***** Supplied entries

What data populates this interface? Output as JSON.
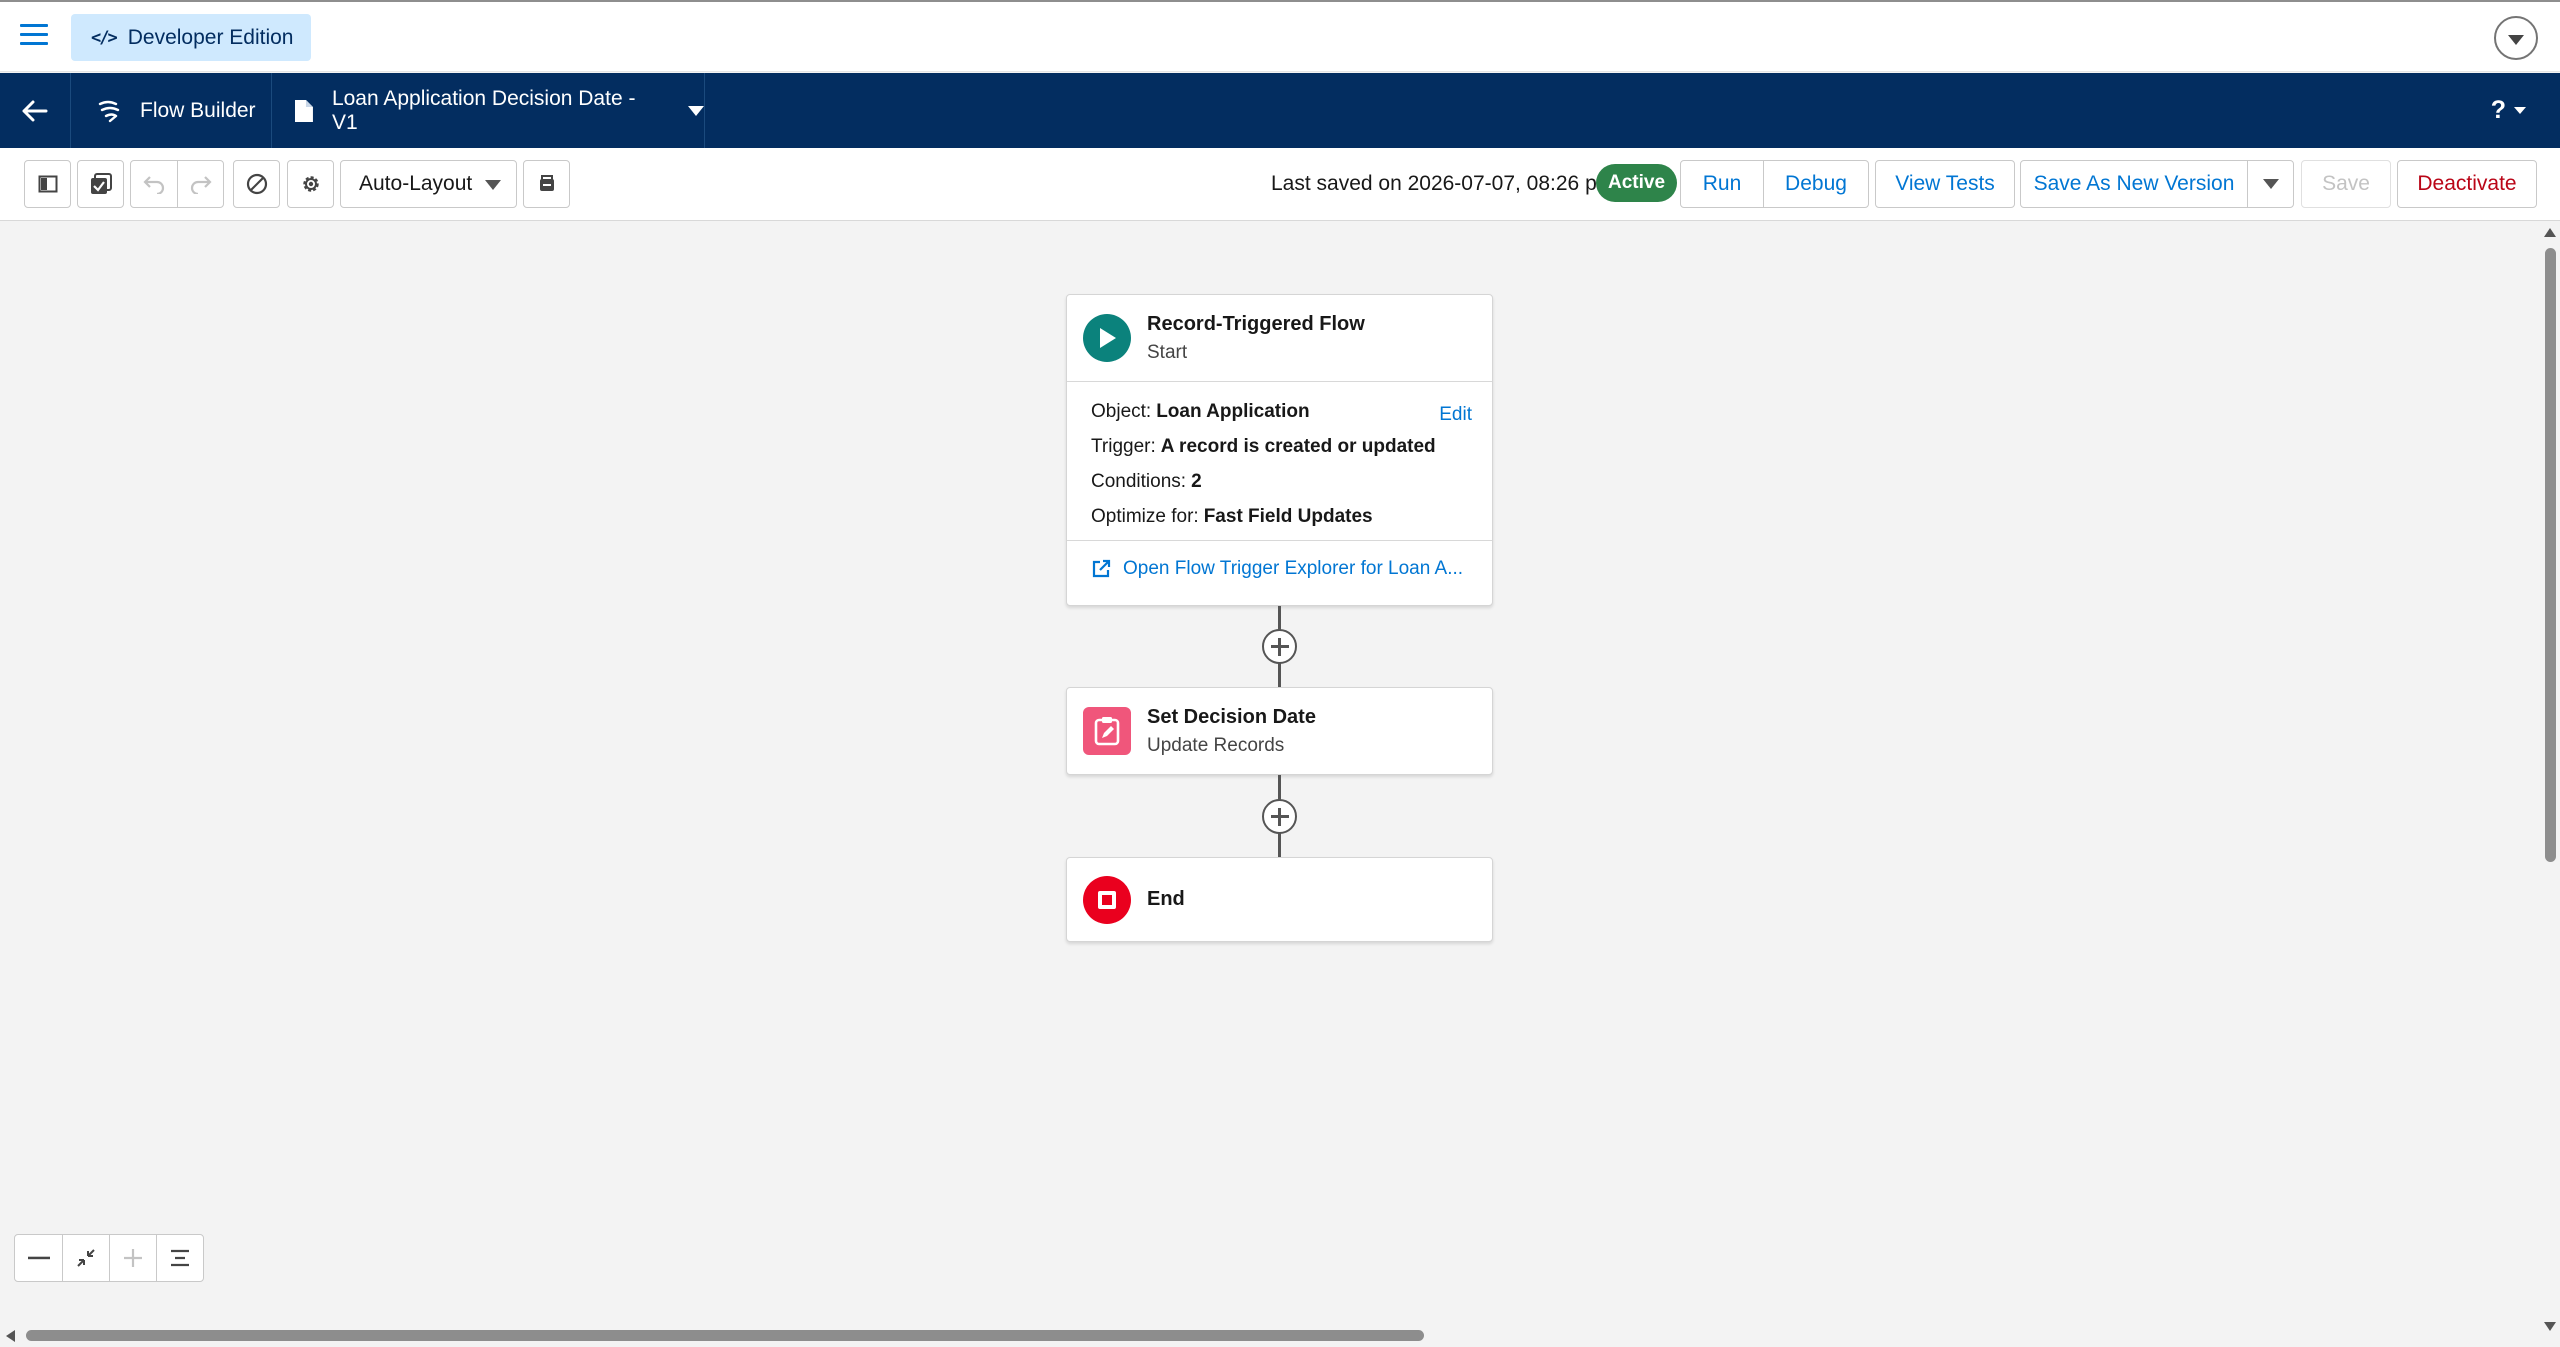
{
  "topbar": {
    "app_badge": "Developer Edition",
    "app_badge_glyph": "</>"
  },
  "nav": {
    "app_name": "Flow Builder",
    "flow_name": "Loan Application Decision Date - V1",
    "help_label": "?"
  },
  "toolbar": {
    "layout_mode": "Auto-Layout",
    "last_saved": "Last saved on 2026-07-07, 08:26 p.m.",
    "status_badge": "Active",
    "run_label": "Run",
    "debug_label": "Debug",
    "view_tests_label": "View Tests",
    "save_new_version_label": "Save As New Version",
    "save_label": "Save",
    "deactivate_label": "Deactivate"
  },
  "colors": {
    "brand_navy": "#032d60",
    "link_blue": "#0176d3",
    "active_green": "#2e844a",
    "start_teal": "#0b827c",
    "update_pink": "#f0567b",
    "end_red": "#ea001e",
    "destructive_red": "#ba0517"
  },
  "flow": {
    "start": {
      "title": "Record-Triggered Flow",
      "subtitle": "Start",
      "object_label": "Object:",
      "object_value": "Loan Application",
      "edit_label": "Edit",
      "trigger_label": "Trigger:",
      "trigger_value": "A record is created or updated",
      "conditions_label": "Conditions:",
      "conditions_value": "2",
      "optimize_label": "Optimize for:",
      "optimize_value": "Fast Field Updates",
      "explorer_link": "Open Flow Trigger Explorer for Loan A..."
    },
    "update": {
      "title": "Set Decision Date",
      "subtitle": "Update Records"
    },
    "end": {
      "title": "End"
    }
  }
}
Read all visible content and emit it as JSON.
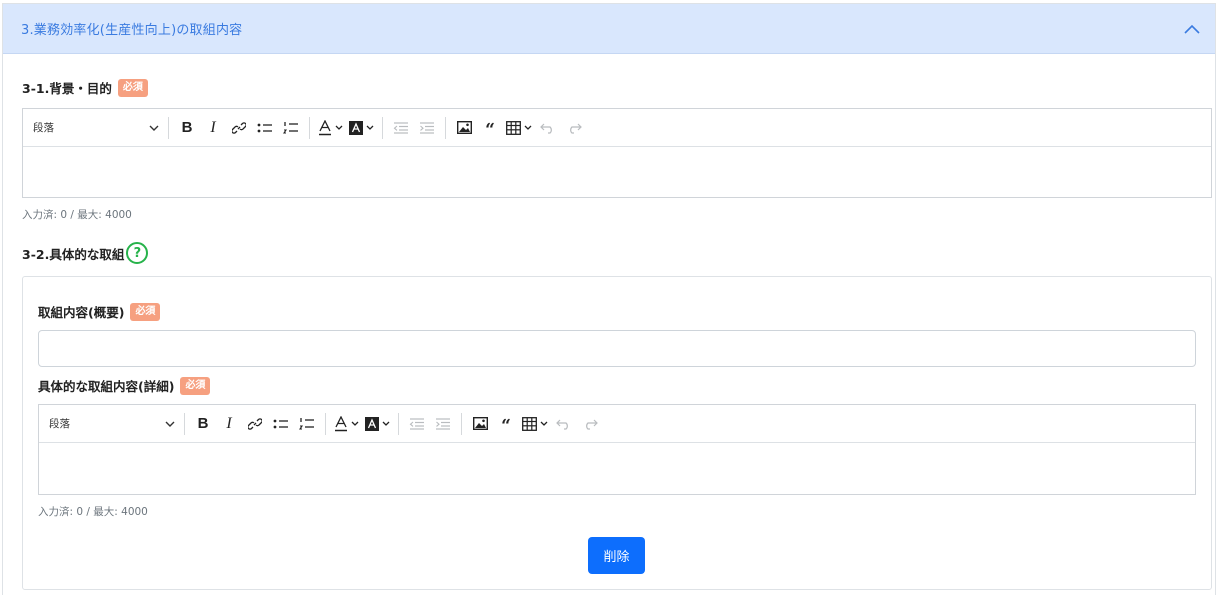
{
  "panel": {
    "title": "3.業務効率化(生産性向上)の取組内容"
  },
  "section1": {
    "label": "3-1.背景・目的",
    "badge": "必須",
    "editor": {
      "paragraph_select": "段落",
      "content": ""
    },
    "counter": "入力済: 0 / 最大: 4000"
  },
  "section2": {
    "label": "3-2.具体的な取組",
    "help_symbol": "?",
    "summary": {
      "label": "取組内容(概要)",
      "badge": "必須",
      "value": ""
    },
    "detail": {
      "label": "具体的な取組内容(詳細)",
      "badge": "必須",
      "editor": {
        "paragraph_select": "段落",
        "content": ""
      },
      "counter": "入力済: 0 / 最大: 4000"
    },
    "delete_label": "削除"
  },
  "colors": {
    "header_bg": "#d9e7fd",
    "header_text": "#3a7be0",
    "required_badge": "#f6a080",
    "help_icon": "#27b34b",
    "primary_button": "#0d6efd"
  },
  "toolbar_icons": [
    "bold-icon",
    "italic-icon",
    "link-icon",
    "bulleted-list-icon",
    "numbered-list-icon",
    "font-color-icon",
    "background-color-icon",
    "outdent-icon",
    "indent-icon",
    "image-icon",
    "blockquote-icon",
    "table-icon",
    "undo-icon",
    "redo-icon"
  ]
}
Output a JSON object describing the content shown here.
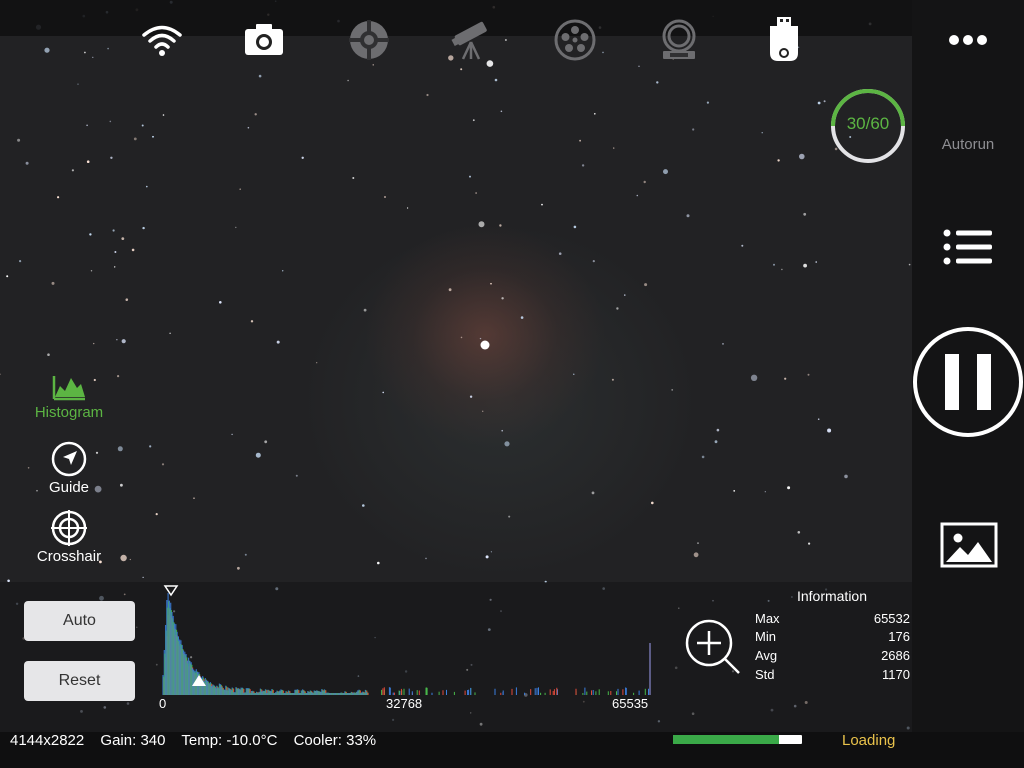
{
  "toolbar": {
    "icons": [
      "wifi-icon",
      "camera-icon",
      "guider-icon",
      "telescope-icon",
      "filter-wheel-icon",
      "focuser-icon",
      "usb-storage-icon"
    ]
  },
  "sequence": {
    "progress_label": "30/60",
    "current": 30,
    "total": 60,
    "autorun_label": "Autorun"
  },
  "left_tools": [
    {
      "label": "Histogram",
      "icon": "histogram-icon",
      "active": true
    },
    {
      "label": "Guide",
      "icon": "guide-compass-icon",
      "active": false
    },
    {
      "label": "Crosshair",
      "icon": "crosshair-icon",
      "active": false
    }
  ],
  "buttons": {
    "auto": "Auto",
    "reset": "Reset"
  },
  "histogram": {
    "ticks": [
      "0",
      "32768",
      "65535"
    ]
  },
  "info": {
    "title": "Information",
    "rows": [
      {
        "label": "Max",
        "value": "65532"
      },
      {
        "label": "Min",
        "value": "176"
      },
      {
        "label": "Avg",
        "value": "2686"
      },
      {
        "label": "Std",
        "value": "1170"
      }
    ]
  },
  "status": {
    "resolution": "4144x2822",
    "gain": "Gain: 340",
    "temp": "Temp: -10.0°C",
    "cooler": "Cooler: 33%",
    "loading_label": "Loading",
    "loading_progress": 0.82
  },
  "colors": {
    "accent_green": "#5cb543",
    "loading_yellow": "#e9c24b",
    "loading_bar": "#3aa948"
  }
}
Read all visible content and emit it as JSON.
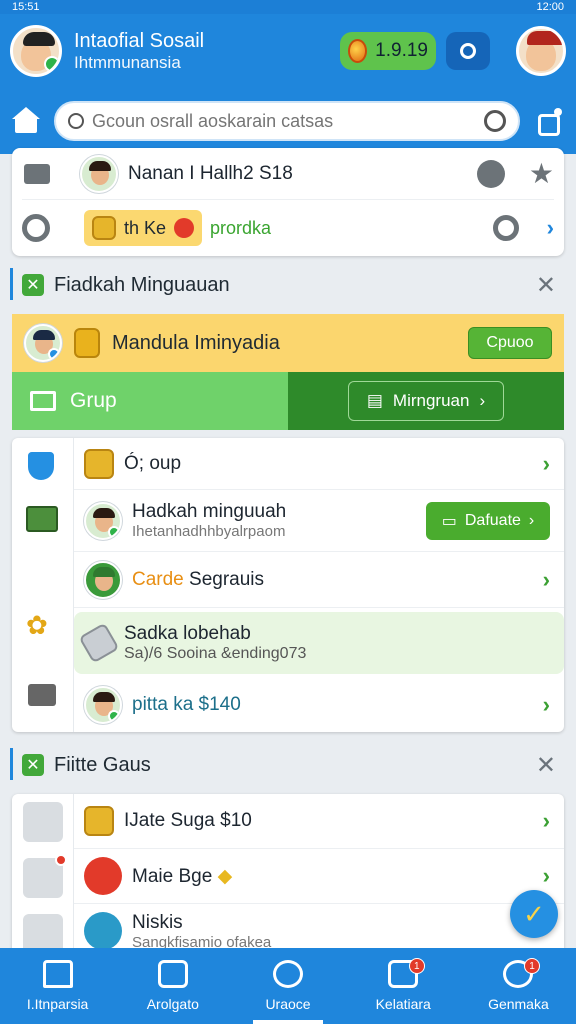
{
  "status": {
    "time": "15:51",
    "right": "12:00"
  },
  "header": {
    "title": "Intaofial Sosail",
    "subtitle": "Ihtmmunansia",
    "coins": "1.9.19"
  },
  "search": {
    "placeholder": "Gcoun osrall aoskarain catsas"
  },
  "top_card": {
    "row1_text": "Nanan I Hallh2 S18",
    "promo_a": "th Ke",
    "promo_b": "prordka"
  },
  "section1": {
    "title": "Fiadkah Minguauan"
  },
  "banner": {
    "text": "Mandula Iminyadia",
    "button": "Cpuoo"
  },
  "split": {
    "left_label": "Grup",
    "right_button": "Mirngruan"
  },
  "list1": [
    {
      "title": "Ó; oup"
    },
    {
      "title": "Hadkah minguuah",
      "sub": "Ihetanhadhhbyalrpaom",
      "button": "Dafuate"
    },
    {
      "title_orange": "Carde",
      "title_rest": "Segrauis"
    },
    {
      "title": "Sadka lobehab",
      "sub": "Sa)/6 Sooina &ending073"
    },
    {
      "title": "pitta ka $140"
    }
  ],
  "section2": {
    "title": "Fiitte Gaus"
  },
  "list2": [
    {
      "title": "IJate Suga $10"
    },
    {
      "title": "Maie Bge"
    },
    {
      "title": "Niskis",
      "sub": "Sangkfisamio ofakea"
    }
  ],
  "tabs": [
    {
      "label": "I.Itnparsia"
    },
    {
      "label": "Arolgato"
    },
    {
      "label": "Uraoce"
    },
    {
      "label": "Kelatiara",
      "badge": "1"
    },
    {
      "label": "Genmaka",
      "badge": "1"
    }
  ]
}
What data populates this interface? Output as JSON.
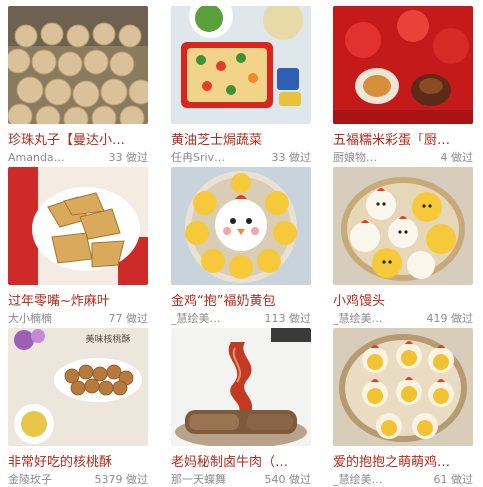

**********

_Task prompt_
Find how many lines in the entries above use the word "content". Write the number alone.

_Solution to this problem_
5